- What the task requires -
Search the listing below for the word "curiosidad" and copy each line where it appears.

- Input data -
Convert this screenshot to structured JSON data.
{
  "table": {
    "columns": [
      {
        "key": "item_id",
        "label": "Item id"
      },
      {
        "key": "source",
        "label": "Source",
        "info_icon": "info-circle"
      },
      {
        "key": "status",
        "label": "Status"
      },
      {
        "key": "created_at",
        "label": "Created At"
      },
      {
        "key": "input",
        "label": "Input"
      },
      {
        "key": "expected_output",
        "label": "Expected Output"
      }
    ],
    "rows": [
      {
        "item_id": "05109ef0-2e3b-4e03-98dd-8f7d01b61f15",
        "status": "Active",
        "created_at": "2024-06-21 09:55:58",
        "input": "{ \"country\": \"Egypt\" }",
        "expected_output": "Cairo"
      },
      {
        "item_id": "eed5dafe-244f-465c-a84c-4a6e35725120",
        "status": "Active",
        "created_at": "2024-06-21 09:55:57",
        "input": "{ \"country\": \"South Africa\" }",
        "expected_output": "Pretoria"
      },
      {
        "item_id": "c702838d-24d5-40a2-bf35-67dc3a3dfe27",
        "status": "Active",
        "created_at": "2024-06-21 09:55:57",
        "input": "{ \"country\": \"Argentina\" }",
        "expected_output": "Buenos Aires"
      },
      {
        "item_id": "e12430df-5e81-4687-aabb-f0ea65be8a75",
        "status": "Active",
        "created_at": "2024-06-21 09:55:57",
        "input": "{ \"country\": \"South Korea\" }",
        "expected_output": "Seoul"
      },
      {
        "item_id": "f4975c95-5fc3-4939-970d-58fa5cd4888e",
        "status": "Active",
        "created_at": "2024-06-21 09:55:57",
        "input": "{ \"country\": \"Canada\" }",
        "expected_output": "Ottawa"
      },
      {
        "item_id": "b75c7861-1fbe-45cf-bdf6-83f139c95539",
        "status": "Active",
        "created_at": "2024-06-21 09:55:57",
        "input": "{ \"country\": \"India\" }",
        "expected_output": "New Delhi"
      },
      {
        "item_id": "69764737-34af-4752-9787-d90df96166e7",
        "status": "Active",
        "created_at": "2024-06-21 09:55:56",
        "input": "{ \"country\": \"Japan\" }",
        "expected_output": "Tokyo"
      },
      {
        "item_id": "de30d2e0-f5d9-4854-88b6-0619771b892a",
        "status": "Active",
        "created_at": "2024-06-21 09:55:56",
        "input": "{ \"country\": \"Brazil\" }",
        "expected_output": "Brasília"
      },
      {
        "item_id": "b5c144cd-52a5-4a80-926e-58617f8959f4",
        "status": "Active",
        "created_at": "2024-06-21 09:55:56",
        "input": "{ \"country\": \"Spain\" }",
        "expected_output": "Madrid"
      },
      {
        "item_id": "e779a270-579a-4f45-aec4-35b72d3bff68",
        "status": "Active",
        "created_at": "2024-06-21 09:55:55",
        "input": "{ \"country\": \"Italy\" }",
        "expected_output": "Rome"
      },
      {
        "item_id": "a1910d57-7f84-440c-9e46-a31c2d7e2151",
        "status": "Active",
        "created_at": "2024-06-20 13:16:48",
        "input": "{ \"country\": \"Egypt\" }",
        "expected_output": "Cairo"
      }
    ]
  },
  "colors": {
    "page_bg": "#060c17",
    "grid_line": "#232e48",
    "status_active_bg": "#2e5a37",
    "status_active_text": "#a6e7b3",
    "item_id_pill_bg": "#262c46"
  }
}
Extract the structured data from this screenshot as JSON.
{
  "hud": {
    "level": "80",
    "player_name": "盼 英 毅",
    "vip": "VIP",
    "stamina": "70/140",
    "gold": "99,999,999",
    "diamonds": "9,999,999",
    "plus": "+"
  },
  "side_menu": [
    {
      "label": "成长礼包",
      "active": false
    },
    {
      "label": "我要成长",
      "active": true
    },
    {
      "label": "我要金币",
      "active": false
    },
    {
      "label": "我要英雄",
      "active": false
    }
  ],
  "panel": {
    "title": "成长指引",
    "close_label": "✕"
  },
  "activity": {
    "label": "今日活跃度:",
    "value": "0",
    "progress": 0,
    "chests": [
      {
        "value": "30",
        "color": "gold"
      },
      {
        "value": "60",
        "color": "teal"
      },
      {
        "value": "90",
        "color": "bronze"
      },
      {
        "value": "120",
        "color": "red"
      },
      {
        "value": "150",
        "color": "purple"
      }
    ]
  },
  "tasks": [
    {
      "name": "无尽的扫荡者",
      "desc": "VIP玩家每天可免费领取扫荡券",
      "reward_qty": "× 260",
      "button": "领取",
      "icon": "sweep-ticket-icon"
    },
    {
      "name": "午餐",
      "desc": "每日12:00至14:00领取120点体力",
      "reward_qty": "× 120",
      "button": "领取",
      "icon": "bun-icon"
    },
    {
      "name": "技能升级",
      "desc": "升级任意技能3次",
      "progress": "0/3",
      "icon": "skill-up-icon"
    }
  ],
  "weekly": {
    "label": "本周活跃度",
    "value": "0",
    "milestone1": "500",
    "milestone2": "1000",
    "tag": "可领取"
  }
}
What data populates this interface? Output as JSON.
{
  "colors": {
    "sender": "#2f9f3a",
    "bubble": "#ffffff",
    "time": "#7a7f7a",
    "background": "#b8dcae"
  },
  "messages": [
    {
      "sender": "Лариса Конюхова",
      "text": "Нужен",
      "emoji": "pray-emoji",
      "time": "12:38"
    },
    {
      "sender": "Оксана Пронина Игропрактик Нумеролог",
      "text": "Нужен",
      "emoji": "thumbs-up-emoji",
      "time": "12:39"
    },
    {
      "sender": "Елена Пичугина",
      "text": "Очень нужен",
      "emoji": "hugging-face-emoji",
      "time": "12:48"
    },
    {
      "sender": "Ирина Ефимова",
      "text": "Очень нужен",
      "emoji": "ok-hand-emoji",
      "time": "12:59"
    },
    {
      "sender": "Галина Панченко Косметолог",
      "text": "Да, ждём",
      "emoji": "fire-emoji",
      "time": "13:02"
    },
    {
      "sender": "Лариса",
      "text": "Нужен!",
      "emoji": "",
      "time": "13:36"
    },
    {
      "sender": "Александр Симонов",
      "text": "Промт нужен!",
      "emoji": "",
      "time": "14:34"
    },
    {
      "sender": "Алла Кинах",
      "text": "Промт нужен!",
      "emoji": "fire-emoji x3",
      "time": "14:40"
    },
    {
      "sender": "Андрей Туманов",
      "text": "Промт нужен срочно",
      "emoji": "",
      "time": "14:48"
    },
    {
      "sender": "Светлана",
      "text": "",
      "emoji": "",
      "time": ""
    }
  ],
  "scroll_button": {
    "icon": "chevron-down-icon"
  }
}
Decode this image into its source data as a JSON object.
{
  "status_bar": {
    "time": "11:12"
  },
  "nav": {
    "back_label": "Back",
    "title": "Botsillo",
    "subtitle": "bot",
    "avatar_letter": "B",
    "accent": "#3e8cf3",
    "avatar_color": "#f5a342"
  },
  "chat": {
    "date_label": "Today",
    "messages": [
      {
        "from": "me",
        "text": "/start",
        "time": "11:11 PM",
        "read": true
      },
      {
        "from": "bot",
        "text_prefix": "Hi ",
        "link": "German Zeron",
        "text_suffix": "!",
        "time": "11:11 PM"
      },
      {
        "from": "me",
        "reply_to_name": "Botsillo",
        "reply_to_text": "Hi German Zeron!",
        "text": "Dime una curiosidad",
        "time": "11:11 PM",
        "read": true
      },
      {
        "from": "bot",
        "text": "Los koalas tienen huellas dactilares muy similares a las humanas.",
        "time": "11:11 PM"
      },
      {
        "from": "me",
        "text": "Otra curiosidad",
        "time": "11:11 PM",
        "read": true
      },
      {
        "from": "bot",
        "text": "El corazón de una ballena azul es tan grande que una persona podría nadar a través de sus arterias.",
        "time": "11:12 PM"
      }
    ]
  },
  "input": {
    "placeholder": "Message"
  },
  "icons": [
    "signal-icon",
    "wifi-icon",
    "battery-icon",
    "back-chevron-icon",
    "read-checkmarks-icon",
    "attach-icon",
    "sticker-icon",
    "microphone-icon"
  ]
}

- Response area -
        "text": "Dime una curiosidad",
        "text": "Otra curiosidad",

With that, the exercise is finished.